Video

Video US Silica Sand Mining Surge Worries Illinois Residents, Businesses

Increased domestic U.S. oil and gas production, thanks to advances known as “fracking,” has created a boom for other industries supporting that extraction. Demand for silica sand, used in fracking, could triple over the next five years. In the Midwest state of Illinois, people living near the mines are worried about how increased silica sand mining will affect their businesses and their health. VOA’s Kane Farabaugh has more in this first of a series of reports.
Video

Video Blind Somali Journalist Defies Odds in Mogadishu

Despite improving security in the last few years, Somalia remains one of the most dangerous countries to be a journalist – even more so for someone who cannot see. Abdulaziz Billow has the story of journalist Abdifatah Hassan Kalgacal, who has been reporting from the Somali capital for the last decade despite being blind.
Video

Video Texas Defies Same-Sex Marriage Ruling

Texas state officials have criticized the US Supreme Court decision giving same-sex couples the right to marry nationwide.
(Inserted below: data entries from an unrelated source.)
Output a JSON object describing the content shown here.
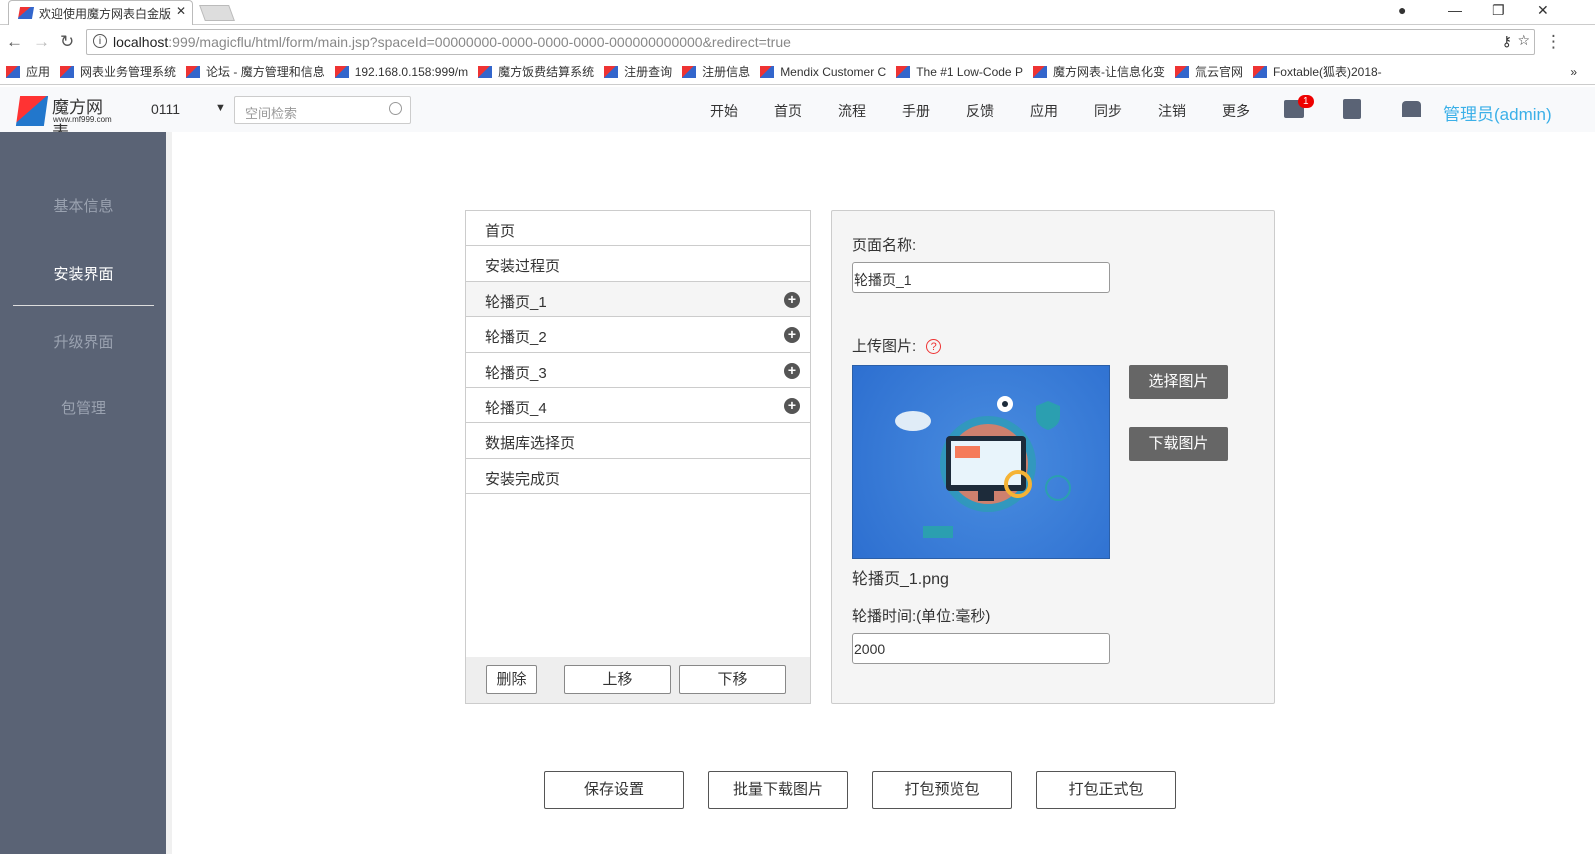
{
  "browser": {
    "tab_title": "欢迎使用魔方网表白金版",
    "url_host": "localhost",
    "url_rest": ":999/magicflu/html/form/main.jsp?spaceId=00000000-0000-0000-0000-000000000000&redirect=true",
    "bookmarks": [
      "应用",
      "网表业务管理系统",
      "论坛 - 魔方管理和信息",
      "192.168.0.158:999/m",
      "魔方饭费结算系统",
      "注册查询",
      "注册信息",
      "Mendix Customer C",
      "The #1 Low-Code P",
      "魔方网表-让信息化变",
      "氚云官网",
      "Foxtable(狐表)2018-"
    ],
    "more": "»"
  },
  "header": {
    "logo_title": "魔方网表",
    "logo_url": "www.mf999.com",
    "space": "0111",
    "search_placeholder": "空间检索",
    "menu": [
      "开始",
      "首页",
      "流程",
      "手册",
      "反馈",
      "应用",
      "同步",
      "注销",
      "更多"
    ],
    "mail_badge": "1",
    "user": "管理员(admin)"
  },
  "sidebar": {
    "items": [
      "基本信息",
      "安装界面",
      "升级界面",
      "包管理"
    ],
    "active": 1
  },
  "pages": {
    "items": [
      {
        "label": "首页",
        "plus": false
      },
      {
        "label": "安装过程页",
        "plus": false
      },
      {
        "label": "轮播页_1",
        "plus": true
      },
      {
        "label": "轮播页_2",
        "plus": true
      },
      {
        "label": "轮播页_3",
        "plus": true
      },
      {
        "label": "轮播页_4",
        "plus": true
      },
      {
        "label": "数据库选择页",
        "plus": false
      },
      {
        "label": "安装完成页",
        "plus": false
      }
    ],
    "delete": "删除",
    "up": "上移",
    "down": "下移"
  },
  "detail": {
    "name_label": "页面名称:",
    "name_value": "轮播页_1",
    "upload_label": "上传图片:",
    "help": "?",
    "choose": "选择图片",
    "download": "下载图片",
    "filename": "轮播页_1.png",
    "interval_label": "轮播时间:(单位:毫秒)",
    "interval_value": "2000"
  },
  "actions": [
    "保存设置",
    "批量下载图片",
    "打包预览包",
    "打包正式包"
  ]
}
The attorney general of Texas says last week's decision did not overrule constitutional "rights of religious liberty," and therefore officials performing wedding services can refuse to perform them for same-sex couples if it is against their religious beliefs. Zlatica Hoke reports on the controversy.
Video

Video Rabbi Hits Road to Heal Jewish-Muslim Relations in France

France is on high alert after last week's terrorist attack near the city Lyon, just six months after deadly Paris shootings. The attack have added new tensions to relations between French Jews and Muslims. France’s Jewish and Muslim communities also share a common heritage, though, and as far as one French rabbi is concerned, they are destined to be friends. From the Paris suburb of La Courneuve, Lisa Bryant reports about Rabbi Michel Serfaty and his friendship bus.
Video

Video Saudi Leaks Expose ‘Checkbook Diplomacy’ In Battle With Iran

Saudi Arabia’s willingness to wield its oil money on the global diplomatic stage appears to have been laid bare, after the website WikiLeaks published tens of thousands of leaked cables from Riyadh’s Ministry of Foreign Affairs. VOA's Henry Ridgwell reports.
Video

Video In Kenya, Police Said to Shoot First, Ask Questions Later

An organization that documents torture and extrajudicial killings says Kenyan police were responsible for 1,252 shooting deaths in five cities, including Nairobi, between 2009 and 2014, representing 67 percent of all gun deaths in the areas reviewed. Gabe Joselow has more from Nairobi.

VOA Blogs